Conceptual Pragmatics and Conceptual EfficacyThis problem deals with how concepts can have affects in various different domains. Philosophers often evaluate, ground, and critique claims on the basis of the concepts they presuppose. Descartes discovered the power of conceptual clarity and distinctness, Spinoza of a concept’s adequacy, Hegel of a concept’s dialectical capacities, and Deleuze of the dynamism of Ideas. Philosophers can qualify any empirical claim or ethical trajectory on the basis of the structure of the concepts that ground it just as statisticians can evaluate the quality of a scientific study on the basis of the structure of how it is carried out. While distinct from scientific method, it is still capable of qualifying claims and pointing to missing pieces of the puzzle. At this point, we all know the problems reductionist concepts have caused in agriculture, ecology, and any complex system to which reductionism is not an adequate conceptual lens. I am deeply interested in how resolving conceptual inadequacies leads to developments in science, mathematics, new technology, and personal growth. Lastly, I am deeply interested in the ontological status of Ideas and how recurring structures or patterns (i.e. convergent evolution) could occur in distinct and non-related systems without some structural determining factors being of paramount importance. Attempts to think and solve this problem links with the subject above on Telos and forms the major arguments of the book I am writing on the subject.

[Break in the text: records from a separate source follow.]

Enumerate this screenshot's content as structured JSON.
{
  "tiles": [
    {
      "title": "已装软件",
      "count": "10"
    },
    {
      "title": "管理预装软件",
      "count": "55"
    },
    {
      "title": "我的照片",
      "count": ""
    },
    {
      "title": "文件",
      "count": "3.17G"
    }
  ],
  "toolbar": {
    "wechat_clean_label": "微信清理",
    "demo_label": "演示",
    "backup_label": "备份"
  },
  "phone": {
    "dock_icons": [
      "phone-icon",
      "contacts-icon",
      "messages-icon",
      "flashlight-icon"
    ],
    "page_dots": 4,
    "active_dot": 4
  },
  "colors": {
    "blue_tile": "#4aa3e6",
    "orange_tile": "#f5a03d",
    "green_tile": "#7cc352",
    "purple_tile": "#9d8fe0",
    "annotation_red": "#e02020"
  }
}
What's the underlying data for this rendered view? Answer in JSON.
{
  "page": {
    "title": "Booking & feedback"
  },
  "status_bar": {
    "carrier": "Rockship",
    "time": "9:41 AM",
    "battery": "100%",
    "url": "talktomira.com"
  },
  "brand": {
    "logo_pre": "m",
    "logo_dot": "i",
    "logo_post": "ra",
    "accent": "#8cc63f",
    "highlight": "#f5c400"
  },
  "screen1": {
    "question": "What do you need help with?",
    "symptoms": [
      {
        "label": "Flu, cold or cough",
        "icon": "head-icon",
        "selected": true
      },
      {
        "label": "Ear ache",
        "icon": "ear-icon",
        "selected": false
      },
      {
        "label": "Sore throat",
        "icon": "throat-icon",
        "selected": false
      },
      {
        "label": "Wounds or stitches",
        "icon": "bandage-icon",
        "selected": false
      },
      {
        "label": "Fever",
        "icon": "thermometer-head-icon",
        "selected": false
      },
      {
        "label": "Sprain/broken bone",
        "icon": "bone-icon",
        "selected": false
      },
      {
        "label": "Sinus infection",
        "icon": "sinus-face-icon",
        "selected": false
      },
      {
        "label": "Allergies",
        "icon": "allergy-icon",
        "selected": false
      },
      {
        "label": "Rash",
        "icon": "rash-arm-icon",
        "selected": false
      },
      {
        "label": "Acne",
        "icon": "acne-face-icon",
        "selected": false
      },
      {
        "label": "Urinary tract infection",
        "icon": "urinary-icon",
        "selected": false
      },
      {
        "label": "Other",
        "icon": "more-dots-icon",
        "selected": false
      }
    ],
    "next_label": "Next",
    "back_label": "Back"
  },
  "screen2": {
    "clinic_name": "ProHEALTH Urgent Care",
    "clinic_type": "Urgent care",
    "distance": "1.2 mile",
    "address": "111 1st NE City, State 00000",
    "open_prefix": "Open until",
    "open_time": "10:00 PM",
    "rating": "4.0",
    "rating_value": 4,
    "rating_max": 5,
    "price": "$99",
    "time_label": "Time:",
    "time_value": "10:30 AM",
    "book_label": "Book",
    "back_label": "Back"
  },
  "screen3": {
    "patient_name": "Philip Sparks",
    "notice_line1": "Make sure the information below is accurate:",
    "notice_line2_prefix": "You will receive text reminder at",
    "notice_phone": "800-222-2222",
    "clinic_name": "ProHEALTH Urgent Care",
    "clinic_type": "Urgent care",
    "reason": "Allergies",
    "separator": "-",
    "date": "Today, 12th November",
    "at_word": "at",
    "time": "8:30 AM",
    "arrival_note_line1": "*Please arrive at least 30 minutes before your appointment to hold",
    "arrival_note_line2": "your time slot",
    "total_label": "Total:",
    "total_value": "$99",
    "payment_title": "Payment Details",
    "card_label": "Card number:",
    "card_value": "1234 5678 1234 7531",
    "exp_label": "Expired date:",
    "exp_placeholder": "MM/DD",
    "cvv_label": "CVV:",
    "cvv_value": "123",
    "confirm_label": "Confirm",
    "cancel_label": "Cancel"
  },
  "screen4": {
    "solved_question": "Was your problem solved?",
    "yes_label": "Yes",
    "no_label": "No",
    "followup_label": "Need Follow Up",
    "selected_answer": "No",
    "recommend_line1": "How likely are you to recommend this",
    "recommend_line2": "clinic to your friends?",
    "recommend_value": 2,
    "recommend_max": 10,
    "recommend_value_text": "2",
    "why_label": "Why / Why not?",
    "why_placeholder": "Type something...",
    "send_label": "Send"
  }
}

The Hard Problem of ConsciousnessThe Hard Problem of Consciousness is the problem of how conscious beings can arise our of “non-conscious” matter – or said alternatively, how individuals can and do have an experience of “innerness” or “sentience.” I explore this problem from the perspective of attempting to answer what structures are necessary for consciousness to exist. Lastly, I attempt to show how self-organizing processes from physical and chemical scales inevitably lead to increasing degrees of sentience and consciousness and why this is the case.
Expressionism in philosophyExpressionism is the perspective that for every existing thing, its existence is an expression of something greater than its manifest existence. For example – in organisms, the phenotype is the expressed developmental manifestation of the genotype. Consciousness too is an expressive structure – each conscious element is supposed to be expressing some subconscious or unconscious process which makes it possible. Another expressive structure is belief-experience – beliefs are often the latent “underlying expressed” which conditions and interprets our experience. It thus has been said that there is nothing we can experience which is inconsistent with our beliefs about ourselves, others, and the world. The problem of expression is an attempt to properly think this relationship between what is, what is latent, and what is manifest.
There is always an implicit image of expression implied by any concept. The expressive paradigm has massive implications for epistemology, metaphysics, and ethics. If everything actual is considered an expression of something non-actualized, then thinking what is latent becomes more important than thinking what is actual, and concepts which are hinged to the actual are inherently limited and limiting. This is why Deleuze calls the world an “egg.” It is also why I agree with the idea that actualism (and its realism) “is nothing more than a socially validated form of pessimism.”